Accessible multimedia (visual and auditory content that is synchronized) must include captions—text versions of speech and other important audio content—allowing it to be accessible to people who can't hear all of the audio.
According to US government figures, one person in eight has some functional hearing limitation, and this number will increase as the average age of the population increases. Beyond people with disabilities, captioning helps people who only partially understand the language presented. Captions are also useful in noisy environments like airports, in quiet environments like libraries, and for multimodal learning.
All multimedia content with speech should have accessible captions that are:
- Synchronized to appear at approximately the same time as the corresponding audio.
- Equivalent to the spoken words and other audio information.
- Accessible, or readily available, to those who need it.
The most common type of captions are "Closed" captions, which can be turned on or off. Most countries require most pre-recorded and live television programs to be closed-captioned.
Closed captioning of most pre-recorded television programs is now a legal requirement in most countries.
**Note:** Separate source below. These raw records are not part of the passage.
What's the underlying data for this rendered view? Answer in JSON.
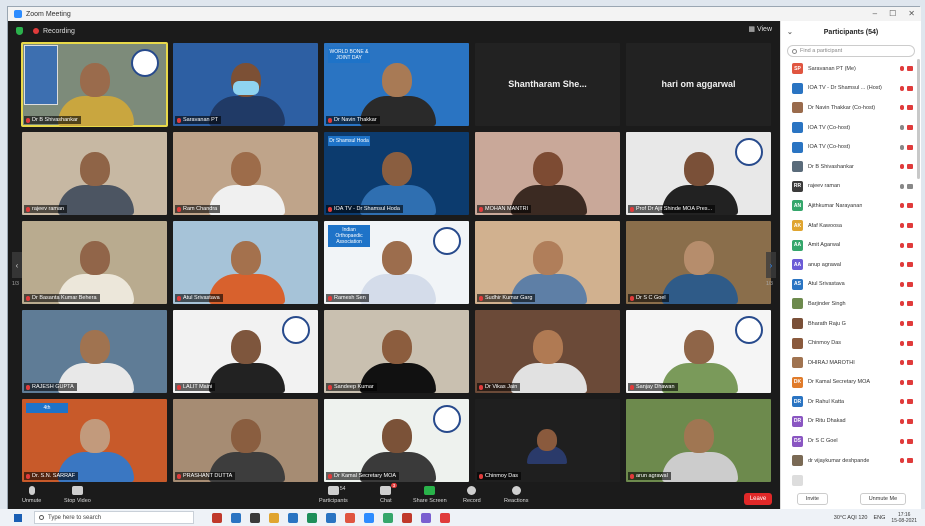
{
  "window": {
    "title": "Zoom Meeting",
    "controls": [
      "–",
      "☐",
      "✕"
    ]
  },
  "meeting": {
    "recording_label": "Recording",
    "view_label": "View"
  },
  "tiles": [
    {
      "name": "Dr B Shivashankar",
      "bg": "#7d8b7a",
      "skin": "#9a6b4c",
      "shirt": "#c9a63f",
      "active": true,
      "logo": true,
      "left_photo": true
    },
    {
      "name": "Saravanan PT",
      "bg": "#2d5fa3",
      "skin": "#7c5035",
      "shirt": "#203a66",
      "mask": true
    },
    {
      "name": "Dr Navin Thakkar",
      "bg": "#2a74c2",
      "skin": "#a87a55",
      "shirt": "#2a2a2a",
      "banner": "WORLD BONE & JOINT DAY"
    },
    {
      "name": "Shantharam She...",
      "bg": "#222222",
      "text_only": true
    },
    {
      "name": "hari om aggarwal",
      "bg": "#222222",
      "text_only": true
    },
    {
      "name": "rajeev raman",
      "bg": "#c7b8a3",
      "skin": "#8f6447",
      "shirt": "#4c5562"
    },
    {
      "name": "Ram Chandra",
      "bg": "#bfa48a",
      "skin": "#9d6c4a",
      "shirt": "#f0f0f0"
    },
    {
      "name": "IOA TV - Dr Shamsul Hoda",
      "bg": "#0c3b6e",
      "skin": "#8a5e40",
      "shirt": "#2f6fb1",
      "banner": "Dr Shamsul Hoda"
    },
    {
      "name": "MOHAN MANTRI",
      "bg": "#c9a899",
      "skin": "#7d4b33",
      "shirt": "#3b2a22"
    },
    {
      "name": "Prof Dr Ajit Shinde MOA Pres...",
      "bg": "#e8e8e8",
      "skin": "#7a5038",
      "shirt": "#222222",
      "logo": true
    },
    {
      "name": "Dr Basanta Kumar Behera",
      "bg": "#b9ab8f",
      "skin": "#916549",
      "shirt": "#ece7da"
    },
    {
      "name": "Atul Srivastava",
      "bg": "#a6c3d8",
      "skin": "#a4714d",
      "shirt": "#d8612d"
    },
    {
      "name": "Ramesh Sen",
      "bg": "#f1f4f7",
      "skin": "#9c6d4d",
      "shirt": "#d4dcea",
      "logo": true,
      "banner": "Indian Orthopaedic Association"
    },
    {
      "name": "Sudhir Kumar Garg",
      "bg": "#d1b18f",
      "skin": "#b07e5a",
      "shirt": "#5e7fa6"
    },
    {
      "name": "Dr S C Goel",
      "bg": "#8a6e4b",
      "skin": "#b68d6c",
      "shirt": "#2f5b88"
    },
    {
      "name": "RAJESH GUPTA",
      "bg": "#5f7c96",
      "skin": "#a07350",
      "shirt": "#e8e8e8"
    },
    {
      "name": "LALIT Maini",
      "bg": "#f2f2f2",
      "skin": "#7e563d",
      "shirt": "#222222",
      "logo": true
    },
    {
      "name": "Sandeep Kumar",
      "bg": "#c9c0b0",
      "skin": "#8c5d3e",
      "shirt": "#111111"
    },
    {
      "name": "Dr Vikas Jain",
      "bg": "#6b4a38",
      "skin": "#b07a53",
      "shirt": "#e1e1e1"
    },
    {
      "name": "Sanjay Dhawan",
      "bg": "#f5f5f5",
      "skin": "#8f6548",
      "shirt": "#7a9a5a",
      "logo": true
    },
    {
      "name": "Dr. S.N. SARRAF",
      "bg": "#c85a2a",
      "skin": "#c29a7c",
      "shirt": "#3a77c2",
      "banner": "4th"
    },
    {
      "name": "PRASHANT DUTTA",
      "bg": "#a68c73",
      "skin": "#8a5e40",
      "shirt": "#3d3d3d"
    },
    {
      "name": "Dr Kamal Secretary MOA",
      "bg": "#eef2ee",
      "skin": "#7b5238",
      "shirt": "#3a3a3a",
      "logo": true
    },
    {
      "name": "Chinmoy Das",
      "bg": "#1f1f1f",
      "skin": "#8a5a3d",
      "shirt": "#2a3a6a",
      "small_photo": true
    },
    {
      "name": "arun agrawal",
      "bg": "#6d8a4d",
      "skin": "#a07652",
      "shirt": "#cccccc"
    }
  ],
  "pager": {
    "left": "‹",
    "right": "›",
    "left_num": "1/3",
    "right_num": "1/3"
  },
  "toolbar": {
    "unmute": "Unmute",
    "stop_video": "Stop Video",
    "participants": "Participants",
    "participants_count": "54",
    "chat": "Chat",
    "chat_badge": "3",
    "share_screen": "Share Screen",
    "record": "Record",
    "reactions": "Reactions",
    "leave": "Leave"
  },
  "panel": {
    "title": "Participants (54)",
    "search_placeholder": "Find a participant",
    "invite": "Invite",
    "unmute_me": "Unmute Me",
    "participants": [
      {
        "initials": "SP",
        "name": "Saravanan PT (Me)",
        "color": "#e05540",
        "mic": false,
        "cam": false
      },
      {
        "initials": "",
        "name": "IOA TV - Dr Shamsul ... (Host)",
        "color": "#2a74c2",
        "mic": false,
        "cam": false
      },
      {
        "initials": "",
        "name": "Dr Navin Thakkar (Co-host)",
        "color": "#9a6b4c",
        "mic": false,
        "cam": false
      },
      {
        "initials": "",
        "name": "IOA TV (Co-host)",
        "color": "#2a74c2",
        "mic": true,
        "cam": false
      },
      {
        "initials": "",
        "name": "IOA TV (Co-host)",
        "color": "#2a74c2",
        "mic": true,
        "cam": false
      },
      {
        "initials": "",
        "name": "Dr B Shivashankar",
        "color": "#5a6b7a",
        "mic": false,
        "cam": false
      },
      {
        "initials": "RR",
        "name": "rajeev raman",
        "color": "#3b3b3b",
        "mic": true,
        "cam": true
      },
      {
        "initials": "AN",
        "name": "Ajithkumar Narayanan",
        "color": "#35a66b",
        "mic": false,
        "cam": false
      },
      {
        "initials": "AK",
        "name": "Afaf Kawoosa",
        "color": "#e0a530",
        "mic": false,
        "cam": false
      },
      {
        "initials": "AA",
        "name": "Amit Agarwal",
        "color": "#35a66b",
        "mic": false,
        "cam": false
      },
      {
        "initials": "AA",
        "name": "anup agrawal",
        "color": "#6b5bd6",
        "mic": false,
        "cam": false
      },
      {
        "initials": "AS",
        "name": "Atul Srivastava",
        "color": "#2a74c2",
        "mic": false,
        "cam": false
      },
      {
        "initials": "",
        "name": "Barjinder Singh",
        "color": "#6d8a4d",
        "mic": false,
        "cam": false
      },
      {
        "initials": "",
        "name": "Bharath Raju G",
        "color": "#7a5038",
        "mic": false,
        "cam": false
      },
      {
        "initials": "",
        "name": "Chinmoy Das",
        "color": "#8a5a3d",
        "mic": false,
        "cam": false
      },
      {
        "initials": "",
        "name": "DHIRAJ MAROTHI",
        "color": "#a07350",
        "mic": false,
        "cam": false
      },
      {
        "initials": "DK",
        "name": "Dr Kamal Secretary MOA",
        "color": "#e07b2a",
        "mic": false,
        "cam": false
      },
      {
        "initials": "DR",
        "name": "Dr Rahul Katta",
        "color": "#2a74c2",
        "mic": false,
        "cam": false
      },
      {
        "initials": "DR",
        "name": "Dr Ritu Dhakad",
        "color": "#8a56c2",
        "mic": false,
        "cam": false
      },
      {
        "initials": "DS",
        "name": "Dr S C Goel",
        "color": "#8a56c2",
        "mic": false,
        "cam": false
      },
      {
        "initials": "",
        "name": "dr vijaykumar deshpande",
        "color": "#7a6a55",
        "mic": false,
        "cam": false
      },
      {
        "initials": "",
        "name": "",
        "color": "#dddddd",
        "mic": false,
        "cam": false
      }
    ]
  },
  "taskbar": {
    "search_placeholder": "Type here to search",
    "weather": "30°C AQI 120",
    "lang": "ENG",
    "time": "17:16",
    "date": "15-08-2021",
    "apps": [
      "#c0392b",
      "#2a74c2",
      "#3a3a3a",
      "#e0a530",
      "#2a74c2",
      "#1e8f5a",
      "#2a74c2",
      "#e05540",
      "#2d8cff",
      "#35a66b",
      "#c0392b",
      "#7a5fd0",
      "#e03b3b"
    ]
  }
}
Most live broadcasts (such as news and sports events) and most pre-recorded programs now include closed captions that can be easily enabled and viewed on screen.
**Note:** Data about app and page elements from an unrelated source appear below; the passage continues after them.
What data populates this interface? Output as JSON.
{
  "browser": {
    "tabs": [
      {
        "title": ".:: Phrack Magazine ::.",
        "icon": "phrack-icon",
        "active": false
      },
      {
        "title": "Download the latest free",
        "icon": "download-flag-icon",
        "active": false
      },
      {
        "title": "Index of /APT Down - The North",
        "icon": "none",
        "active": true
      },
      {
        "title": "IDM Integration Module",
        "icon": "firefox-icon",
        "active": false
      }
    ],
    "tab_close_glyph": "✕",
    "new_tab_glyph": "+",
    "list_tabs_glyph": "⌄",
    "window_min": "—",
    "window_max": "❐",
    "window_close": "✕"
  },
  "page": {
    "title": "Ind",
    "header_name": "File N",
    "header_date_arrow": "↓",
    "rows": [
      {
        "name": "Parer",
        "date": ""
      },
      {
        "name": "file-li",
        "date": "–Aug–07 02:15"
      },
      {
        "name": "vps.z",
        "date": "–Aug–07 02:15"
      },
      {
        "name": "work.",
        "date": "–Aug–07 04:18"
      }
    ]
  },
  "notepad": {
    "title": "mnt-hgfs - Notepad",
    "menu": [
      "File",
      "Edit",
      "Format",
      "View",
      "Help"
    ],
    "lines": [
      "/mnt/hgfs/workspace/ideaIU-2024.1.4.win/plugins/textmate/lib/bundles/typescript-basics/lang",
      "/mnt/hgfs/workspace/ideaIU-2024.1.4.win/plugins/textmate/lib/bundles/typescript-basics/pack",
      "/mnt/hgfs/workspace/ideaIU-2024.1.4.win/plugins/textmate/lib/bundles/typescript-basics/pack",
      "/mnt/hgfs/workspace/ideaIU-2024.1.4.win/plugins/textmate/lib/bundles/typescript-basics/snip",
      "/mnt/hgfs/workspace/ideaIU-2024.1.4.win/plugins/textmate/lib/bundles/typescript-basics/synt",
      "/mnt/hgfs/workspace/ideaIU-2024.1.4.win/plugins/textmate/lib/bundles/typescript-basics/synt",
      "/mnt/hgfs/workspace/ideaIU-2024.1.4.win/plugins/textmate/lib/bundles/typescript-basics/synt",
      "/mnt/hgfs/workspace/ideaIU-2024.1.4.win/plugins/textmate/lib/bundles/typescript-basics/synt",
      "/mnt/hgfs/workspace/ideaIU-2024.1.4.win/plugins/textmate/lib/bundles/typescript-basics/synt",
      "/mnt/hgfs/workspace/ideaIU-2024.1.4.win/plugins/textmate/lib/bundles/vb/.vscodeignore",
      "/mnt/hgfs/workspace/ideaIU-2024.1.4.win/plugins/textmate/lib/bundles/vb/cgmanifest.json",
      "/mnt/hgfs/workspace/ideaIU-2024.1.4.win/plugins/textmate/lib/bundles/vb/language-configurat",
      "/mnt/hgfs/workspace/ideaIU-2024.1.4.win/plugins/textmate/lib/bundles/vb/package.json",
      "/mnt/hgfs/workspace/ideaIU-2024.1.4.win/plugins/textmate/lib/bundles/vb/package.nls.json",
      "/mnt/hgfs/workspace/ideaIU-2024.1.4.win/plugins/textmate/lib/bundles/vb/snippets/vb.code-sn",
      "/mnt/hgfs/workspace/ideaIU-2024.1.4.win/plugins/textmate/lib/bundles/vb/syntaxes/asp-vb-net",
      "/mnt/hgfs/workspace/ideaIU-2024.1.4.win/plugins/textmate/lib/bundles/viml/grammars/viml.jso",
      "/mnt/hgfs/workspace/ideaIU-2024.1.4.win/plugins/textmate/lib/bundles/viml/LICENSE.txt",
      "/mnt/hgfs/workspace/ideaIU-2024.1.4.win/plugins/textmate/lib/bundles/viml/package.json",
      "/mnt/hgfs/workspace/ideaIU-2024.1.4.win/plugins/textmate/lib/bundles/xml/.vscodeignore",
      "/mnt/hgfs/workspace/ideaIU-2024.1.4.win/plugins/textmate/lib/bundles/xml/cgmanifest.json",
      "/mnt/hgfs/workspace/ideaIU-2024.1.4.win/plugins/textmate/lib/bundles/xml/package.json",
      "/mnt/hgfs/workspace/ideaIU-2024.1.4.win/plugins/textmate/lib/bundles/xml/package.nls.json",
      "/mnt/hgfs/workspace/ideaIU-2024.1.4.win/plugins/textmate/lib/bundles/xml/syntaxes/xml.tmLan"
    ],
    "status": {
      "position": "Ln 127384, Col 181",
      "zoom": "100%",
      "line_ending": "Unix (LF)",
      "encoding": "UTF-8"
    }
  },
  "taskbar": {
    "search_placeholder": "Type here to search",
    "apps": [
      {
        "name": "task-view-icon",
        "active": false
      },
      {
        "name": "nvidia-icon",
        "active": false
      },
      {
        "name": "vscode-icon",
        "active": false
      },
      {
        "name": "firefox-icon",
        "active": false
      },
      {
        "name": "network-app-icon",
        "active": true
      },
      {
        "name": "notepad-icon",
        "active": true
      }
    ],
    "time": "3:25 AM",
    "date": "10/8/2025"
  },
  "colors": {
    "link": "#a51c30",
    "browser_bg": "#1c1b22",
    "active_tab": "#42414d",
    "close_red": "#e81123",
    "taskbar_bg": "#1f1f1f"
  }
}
On broadcast television, the style and location of the captions depend on the caption decoder built into the viewer's television receiver or streaming device. In online or streaming video, the browser or video player determines how captions will be displayed. Many decoders and video players allow the user to customize caption size, color, font, and location on the screen.
Note: Also see our article on real-time captions for information on captioning live web multimedia and broadcasts.
For multimedia, a transcript can also help users who can neither hear the audio nor see the video. Beyond the spoken words, a transcript should include descriptions of important audio information (like laughter) and visual information (such as someone entering the room). Transcripts help deaf/blind users interact with content using refreshable Braille devices.
Transcripts allow anyone that cannot access content from either web audio or video (or both) to read a text transcript instead. Beyond the spoken words, a transcript should include descriptions of important audio information (like laughter) and visual information (such as someone entering the room). Transcripts help deaf/blind users interact with content using refreshable Braille devices. For most web video, both captions and a text transcript should be provided. For content that is audio only, a transcript will usually suffice—captions are not necessary for audio-only media like a podcast.
Transcripts make multimedia content searchable by search engines and users. Screen reader users also may also prefer a transcript over real-time audio, since most proficient screen reader users set their assistive technology to read at a rate much faster than natural human speech.
Important: In order to be optimally accessible to users with auditory disabilities, web multimedia should include both synchronized captions and a transcript.
Important: Visual content within multimedia must be described via audio in order for the multimedia to be optimally accessible to users with visual disabilities.
Audio descriptions help users with visual disabilities perceive content that is presented only visually, and are necessary for WCAG 2 Level AA conformance. On television, this is often called Descriptive Video Service (DVS). Typically, a narrator describes the visual-only content in the multimedia. Audio descriptions can be provided with the primary video, or in another audio track, or via an alternate version of the video that includes audio descriptions.
Here's a short example of an audio description that you might recognize. Can you visualize what is being described?
Producing audio descriptions can be expensive and time-consuming. However, they are unnecessary if the audio already presents the necessary visual content. If a video displays a list of five important items, the items should be read aloud instead of the audio presenting, "As you can see, there are five important points". Instead of, "Click here and then here," the presenter should describe what is being clicked. This way, no separate audio description track is necessary.